High stocking density and food deprivation increase brain monoaminergic activity in gilthead sea bream (Sparus aurata)
UNIVERSAL IDENTIFIER: http://hdl.handle.net/11093/2769
EDITED VERSION: https://www.mdpi.com/2076-2615/11/6/1503
UNESCO SUBJECT: 2401.13 Fisiología Animal ; 3105 Peces y Fauna Silvestre ; 3207.16 Stress
DOCUMENT TYPE: article
In teleosts, brain monoamines (dopamine and serotonin) participate in the early response to different acute stressors. However, little is known regarding their role during chronic stress. In a 2 × 2 factorial design, the influence of a high stocking density (HSD) and/or food deprivation (FD) on the brain monoaminergic activity in gilthead sea bream (Sparus aurata) was evaluated. Following a 21-day experimental design, samples from the plasma and brain regions (telencephalon, hypothalamus, and optic tectum) were collected. The dopamine (DA), serotonin (5HT), and their main metabolites, 3,4-dihydroxyphenylacetic acid (DOPAC) and 5 hydroxyindoleacetic acid (5HIAA), contents were HPLC-assessed in brain tissues, and the ratios DOPAC/DA and 5HIAA/5HT were calculated as indicators of enhanced monoaminergic activity. The plasma levels of cortisol and catecholamine were also evaluated. The cortisol levels increased in fish exposed to HSD and normally fed but, also, in all FD groups, whereas the NA levels decreased in LSD-FD animals.
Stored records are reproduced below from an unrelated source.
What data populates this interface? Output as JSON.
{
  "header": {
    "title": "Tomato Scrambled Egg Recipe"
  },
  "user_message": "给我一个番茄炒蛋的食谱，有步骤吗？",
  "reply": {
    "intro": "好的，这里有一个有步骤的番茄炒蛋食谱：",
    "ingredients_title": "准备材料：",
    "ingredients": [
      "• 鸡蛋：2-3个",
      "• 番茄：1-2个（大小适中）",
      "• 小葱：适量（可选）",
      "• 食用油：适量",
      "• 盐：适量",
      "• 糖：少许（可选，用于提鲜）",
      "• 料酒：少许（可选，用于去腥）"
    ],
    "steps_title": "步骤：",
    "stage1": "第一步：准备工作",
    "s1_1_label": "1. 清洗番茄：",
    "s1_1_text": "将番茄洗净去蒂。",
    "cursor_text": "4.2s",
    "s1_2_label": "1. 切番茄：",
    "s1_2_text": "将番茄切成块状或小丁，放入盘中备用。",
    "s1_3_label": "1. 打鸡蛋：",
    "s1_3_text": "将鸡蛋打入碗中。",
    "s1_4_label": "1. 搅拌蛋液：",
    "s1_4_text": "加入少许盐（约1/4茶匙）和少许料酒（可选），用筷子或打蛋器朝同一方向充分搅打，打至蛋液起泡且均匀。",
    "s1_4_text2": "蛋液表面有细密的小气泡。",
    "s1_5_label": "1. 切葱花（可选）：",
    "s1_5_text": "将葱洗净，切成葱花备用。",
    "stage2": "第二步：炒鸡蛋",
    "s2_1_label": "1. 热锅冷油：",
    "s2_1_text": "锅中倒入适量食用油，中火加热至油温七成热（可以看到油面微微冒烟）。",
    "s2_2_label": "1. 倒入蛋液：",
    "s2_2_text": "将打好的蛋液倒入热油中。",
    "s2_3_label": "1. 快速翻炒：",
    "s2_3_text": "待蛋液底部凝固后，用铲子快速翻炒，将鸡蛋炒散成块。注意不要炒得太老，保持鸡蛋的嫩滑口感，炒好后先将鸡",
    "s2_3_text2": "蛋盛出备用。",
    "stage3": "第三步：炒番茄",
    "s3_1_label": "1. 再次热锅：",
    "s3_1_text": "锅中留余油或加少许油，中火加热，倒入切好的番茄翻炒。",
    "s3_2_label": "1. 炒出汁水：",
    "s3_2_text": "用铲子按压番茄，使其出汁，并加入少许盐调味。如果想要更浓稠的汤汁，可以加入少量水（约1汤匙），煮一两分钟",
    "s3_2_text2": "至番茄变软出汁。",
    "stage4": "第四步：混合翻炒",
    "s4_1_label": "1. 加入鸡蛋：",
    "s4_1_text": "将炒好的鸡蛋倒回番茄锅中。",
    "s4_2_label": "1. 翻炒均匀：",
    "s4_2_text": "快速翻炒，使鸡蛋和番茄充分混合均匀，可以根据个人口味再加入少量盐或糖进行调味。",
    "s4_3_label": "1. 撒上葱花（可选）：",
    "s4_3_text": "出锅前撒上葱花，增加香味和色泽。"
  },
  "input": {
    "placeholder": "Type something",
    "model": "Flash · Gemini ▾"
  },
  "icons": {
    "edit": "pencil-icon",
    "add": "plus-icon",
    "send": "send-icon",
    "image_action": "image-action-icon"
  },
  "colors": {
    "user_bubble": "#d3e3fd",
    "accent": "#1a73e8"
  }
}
Within the brain, the dopaminergic and serotonergic activities in telencephalon and hypothalamus increased in fish subjected to HSD and in the telencephalon of LSD-FD fish. While DA (hypothalamus) and 5HT (telencephalon) increased in the animals submitted to a HSD, food-deprived fish did not show such an increase. Taken together, our results supported the hypothesis of brain monoaminergic activity participating in maintaining and orchestrating the endocrine response to chronic stress in fish.
Files in this item
- LópezPatiño_MarcosAntonio_2021 ...